Virginia: State Employees Lose Protections from Anti-LGBT Discrimination « HRC Back Story – I’m joining in the chorus of disappointment for Virginia’s residents with the decision of their governor to reinstate discrimination for lesbian, gay, bisexual, and transgender state employees. As I have written on this blog extensively, diversity is a health issue, and in this economy especially, it doesn’t serve purpose to promote a hostile workforce, or for citizens in need to receive services from employees that work in one.
Some time ago, I used to teach a class at the University of Washington School of Medicine on diversity in the health professionals, and I reminded students that in most parts of Washington State (at the time), it was still legal to fire someone from their job for no other reason than that they were lesbian, gay, bisexual, or transgender.
This is no longer true in Washington State, however, this is a reminder that such discrimination is still legal across most of the United States, in 2010. And this is just employment.
The words of Mildred Loving, whose case, Loving v Virginia, ended racial discrimination in marriage in 1967 are appropriate here, considering that she sued the State of Virginia. Here’s what she said on the decision’s 40th Anniversary:

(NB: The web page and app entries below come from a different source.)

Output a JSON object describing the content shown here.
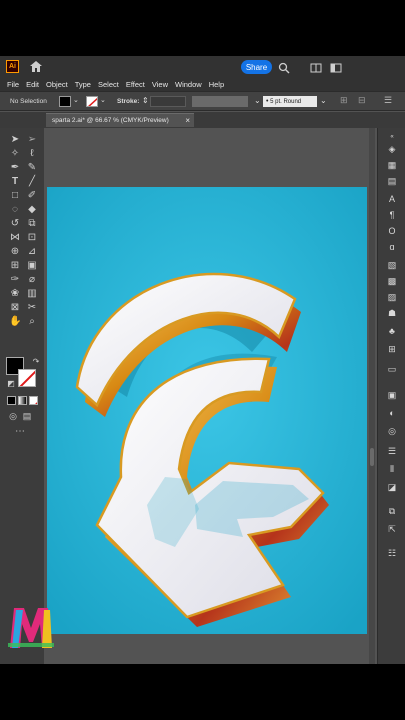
{
  "app": {
    "logo_text": "Ai",
    "share_label": "Share"
  },
  "menu": [
    "File",
    "Edit",
    "Object",
    "Type",
    "Select",
    "Effect",
    "View",
    "Window",
    "Help"
  ],
  "control_bar": {
    "selection_label": "No Selection",
    "stroke_label": "Stroke:",
    "brush_label": "5 pt. Round"
  },
  "document_tab": {
    "title": "sparta 2.ai* @ 66.67 % (CMYK/Preview)",
    "close": "×"
  },
  "colors": {
    "canvas_bg": "#26b1d3",
    "ui_bg": "#535353",
    "panel_bg": "#3c3c3c",
    "accent": "#1473e6"
  },
  "icons": {
    "titlebar": [
      "home-icon",
      "search-icon",
      "arrange-icon",
      "workspace-icon"
    ],
    "tools": [
      "selection-tool",
      "direct-selection-tool",
      "magic-wand-tool",
      "lasso-tool",
      "pen-tool",
      "curvature-tool",
      "type-tool",
      "line-tool",
      "rectangle-tool",
      "paintbrush-tool",
      "shaper-tool",
      "eraser-tool",
      "rotate-tool",
      "scale-tool",
      "width-tool",
      "free-transform-tool",
      "shape-builder-tool",
      "perspective-tool",
      "mesh-tool",
      "gradient-tool",
      "eyedropper-tool",
      "blend-tool",
      "symbol-sprayer-tool",
      "column-graph-tool",
      "artboard-tool",
      "slice-tool",
      "hand-tool",
      "zoom-tool"
    ]
  }
}
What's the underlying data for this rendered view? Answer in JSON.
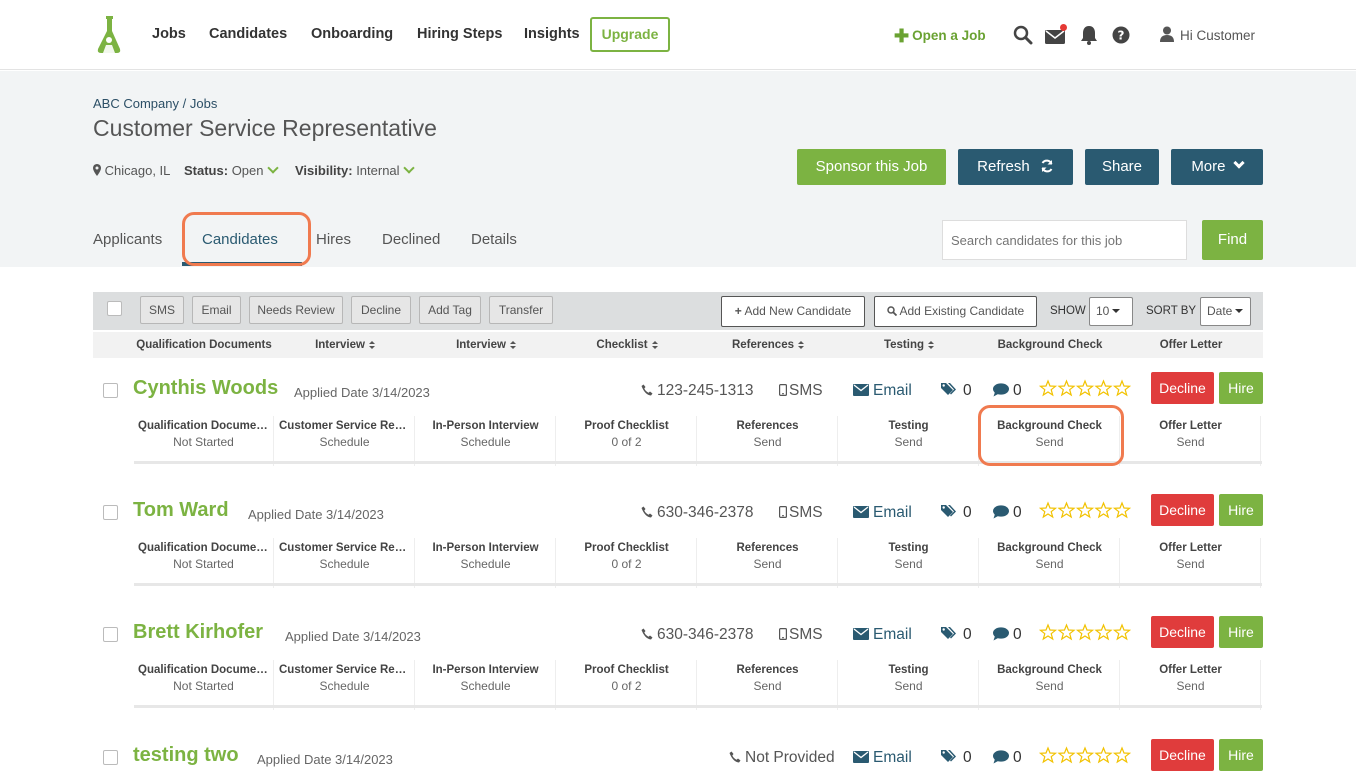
{
  "nav": {
    "items": [
      "Jobs",
      "Candidates",
      "Onboarding",
      "Hiring Steps",
      "Insights"
    ],
    "upgrade": "Upgrade",
    "open_job": "Open a Job",
    "greeting": "Hi Customer",
    "icons": [
      "search-icon",
      "mail-icon",
      "bell-icon",
      "help-icon",
      "user-icon"
    ],
    "colors": {
      "brand_green": "#7cb342",
      "navy": "#2a5a71",
      "red": "#e03c3c",
      "notification": "#e53935"
    }
  },
  "job": {
    "breadcrumb": [
      "ABC Company",
      "Jobs"
    ],
    "breadcrumb_sep": "/",
    "title": "Customer Service Representative",
    "location": "Chicago, IL",
    "status_label": "Status:",
    "status_value": "Open",
    "visibility_label": "Visibility:",
    "visibility_value": "Internal",
    "buttons": {
      "sponsor": "Sponsor this Job",
      "refresh": "Refresh",
      "share": "Share",
      "more": "More"
    }
  },
  "tabs": {
    "items": [
      "Applicants",
      "Candidates",
      "Hires",
      "Declined",
      "Details"
    ],
    "active": "Candidates"
  },
  "search": {
    "placeholder": "Search candidates for this job",
    "button": "Find"
  },
  "toolbar": {
    "actions": [
      "SMS",
      "Email",
      "Needs Review",
      "Decline",
      "Add Tag",
      "Transfer"
    ],
    "add_new": "Add New Candidate",
    "add_existing": "Add Existing Candidate",
    "show_label": "SHOW",
    "show_value": "10",
    "sort_label": "SORT BY",
    "sort_value": "Date"
  },
  "columns": [
    "Qualification Documents",
    "Interview",
    "Interview",
    "Checklist",
    "References",
    "Testing",
    "Background Check",
    "Offer Letter"
  ],
  "step_titles": [
    "Qualification Documents",
    "Customer Service Repr...",
    "In-Person Interview",
    "Proof Checklist",
    "References",
    "Testing",
    "Background Check",
    "Offer Letter"
  ],
  "candidates": [
    {
      "name": "Cynthis Woods",
      "applied": "Applied Date 3/14/2023",
      "phone": "123-245-1313",
      "sms": "SMS",
      "email": "Email",
      "tags": "0",
      "messages": "0",
      "rating": 0,
      "decline": "Decline",
      "hire": "Hire",
      "steps": [
        "Not Started",
        "Schedule",
        "Schedule",
        "0 of 2",
        "Send",
        "Send",
        "Send",
        "Send"
      ]
    },
    {
      "name": "Tom Ward",
      "applied": "Applied Date 3/14/2023",
      "phone": "630-346-2378",
      "sms": "SMS",
      "email": "Email",
      "tags": "0",
      "messages": "0",
      "rating": 0,
      "decline": "Decline",
      "hire": "Hire",
      "steps": [
        "Not Started",
        "Schedule",
        "Schedule",
        "0 of 2",
        "Send",
        "Send",
        "Send",
        "Send"
      ]
    },
    {
      "name": "Brett Kirhofer",
      "applied": "Applied Date 3/14/2023",
      "phone": "630-346-2378",
      "sms": "SMS",
      "email": "Email",
      "tags": "0",
      "messages": "0",
      "rating": 0,
      "decline": "Decline",
      "hire": "Hire",
      "steps": [
        "Not Started",
        "Schedule",
        "Schedule",
        "0 of 2",
        "Send",
        "Send",
        "Send",
        "Send"
      ]
    },
    {
      "name": "testing two",
      "applied": "Applied Date 3/14/2023",
      "phone": "Not Provided",
      "email": "Email",
      "tags": "0",
      "messages": "0",
      "rating": 0,
      "decline": "Decline",
      "hire": "Hire"
    }
  ]
}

“Not a day goes by that I don’t think of Richard and our love, our right to marry, and how much it meant to me to have that freedom to marry the person precious to me, even if others thought he was the ‘wrong kind of person’ for me to marry. I believe all Americans, no matter their race, no matter their sex, no matter their sexual orientation, should have that same freedom to marry.”
Meanwhile, Washington, DC, is barelling toward the end of marriage discrimination, set to end in less than a month, in March, 2010, and many Virginia employers, including mine, respect the value of diversity. People are excited and happier to live in a place that supports equality. See for yourself:
Washington, DC is the #epicenter of equality, too. Come join us.